* **Task instructions**:
Tally the lines below that contain the word "data", then give the tally alone.

┄┄┄┄┄┄┄┄┄┄

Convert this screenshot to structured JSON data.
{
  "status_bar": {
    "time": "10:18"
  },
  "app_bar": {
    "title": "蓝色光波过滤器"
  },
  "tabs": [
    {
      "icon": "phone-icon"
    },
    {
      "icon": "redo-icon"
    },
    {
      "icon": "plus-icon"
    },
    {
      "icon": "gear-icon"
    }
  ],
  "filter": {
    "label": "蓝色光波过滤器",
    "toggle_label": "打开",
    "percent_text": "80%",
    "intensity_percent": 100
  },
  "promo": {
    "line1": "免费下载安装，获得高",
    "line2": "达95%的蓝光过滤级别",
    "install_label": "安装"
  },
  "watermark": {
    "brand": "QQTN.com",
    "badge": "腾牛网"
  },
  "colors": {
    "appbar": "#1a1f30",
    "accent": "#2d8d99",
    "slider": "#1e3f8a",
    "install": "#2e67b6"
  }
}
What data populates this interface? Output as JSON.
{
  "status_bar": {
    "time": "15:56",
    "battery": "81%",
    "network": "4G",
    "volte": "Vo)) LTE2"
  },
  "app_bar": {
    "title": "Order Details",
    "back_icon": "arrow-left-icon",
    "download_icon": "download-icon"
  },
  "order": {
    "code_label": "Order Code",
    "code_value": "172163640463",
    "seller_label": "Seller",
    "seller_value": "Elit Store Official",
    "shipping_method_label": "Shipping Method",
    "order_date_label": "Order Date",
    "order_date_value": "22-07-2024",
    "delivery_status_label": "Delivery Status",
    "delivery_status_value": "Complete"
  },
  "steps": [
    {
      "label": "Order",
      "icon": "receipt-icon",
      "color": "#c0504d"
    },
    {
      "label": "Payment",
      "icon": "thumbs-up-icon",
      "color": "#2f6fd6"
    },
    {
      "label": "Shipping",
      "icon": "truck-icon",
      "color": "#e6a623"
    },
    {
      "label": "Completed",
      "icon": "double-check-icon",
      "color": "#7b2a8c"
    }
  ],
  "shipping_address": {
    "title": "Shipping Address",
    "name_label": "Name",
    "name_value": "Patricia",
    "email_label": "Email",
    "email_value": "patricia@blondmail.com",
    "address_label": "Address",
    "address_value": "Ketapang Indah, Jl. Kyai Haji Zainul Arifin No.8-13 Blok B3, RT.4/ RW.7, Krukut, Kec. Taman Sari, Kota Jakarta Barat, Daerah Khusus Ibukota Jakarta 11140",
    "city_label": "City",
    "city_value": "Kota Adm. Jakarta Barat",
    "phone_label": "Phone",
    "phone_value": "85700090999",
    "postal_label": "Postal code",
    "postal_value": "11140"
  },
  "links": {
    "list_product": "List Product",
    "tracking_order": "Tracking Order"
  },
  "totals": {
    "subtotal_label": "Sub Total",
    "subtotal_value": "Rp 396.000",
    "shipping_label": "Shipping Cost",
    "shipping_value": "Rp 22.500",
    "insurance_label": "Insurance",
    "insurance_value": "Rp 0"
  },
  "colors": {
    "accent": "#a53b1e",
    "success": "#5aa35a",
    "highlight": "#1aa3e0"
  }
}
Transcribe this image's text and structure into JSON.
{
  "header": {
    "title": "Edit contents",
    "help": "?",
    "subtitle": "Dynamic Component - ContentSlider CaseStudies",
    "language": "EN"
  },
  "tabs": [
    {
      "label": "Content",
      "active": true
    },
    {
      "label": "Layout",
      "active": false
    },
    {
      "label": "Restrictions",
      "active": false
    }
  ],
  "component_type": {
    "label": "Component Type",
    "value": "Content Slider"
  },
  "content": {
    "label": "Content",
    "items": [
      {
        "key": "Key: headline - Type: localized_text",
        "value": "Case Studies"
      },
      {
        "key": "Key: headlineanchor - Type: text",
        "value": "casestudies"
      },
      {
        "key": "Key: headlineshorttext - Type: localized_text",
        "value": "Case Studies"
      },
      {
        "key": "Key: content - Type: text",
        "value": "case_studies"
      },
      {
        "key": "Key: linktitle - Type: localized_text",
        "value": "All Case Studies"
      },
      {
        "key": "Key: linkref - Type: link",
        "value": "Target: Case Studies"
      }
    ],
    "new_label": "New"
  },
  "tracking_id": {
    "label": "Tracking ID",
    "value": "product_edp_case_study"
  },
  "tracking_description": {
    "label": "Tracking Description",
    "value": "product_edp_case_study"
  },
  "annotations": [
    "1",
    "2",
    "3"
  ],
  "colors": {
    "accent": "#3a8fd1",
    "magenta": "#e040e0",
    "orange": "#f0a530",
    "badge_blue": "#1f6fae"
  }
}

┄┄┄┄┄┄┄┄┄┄

* **Answer to the problem**:
2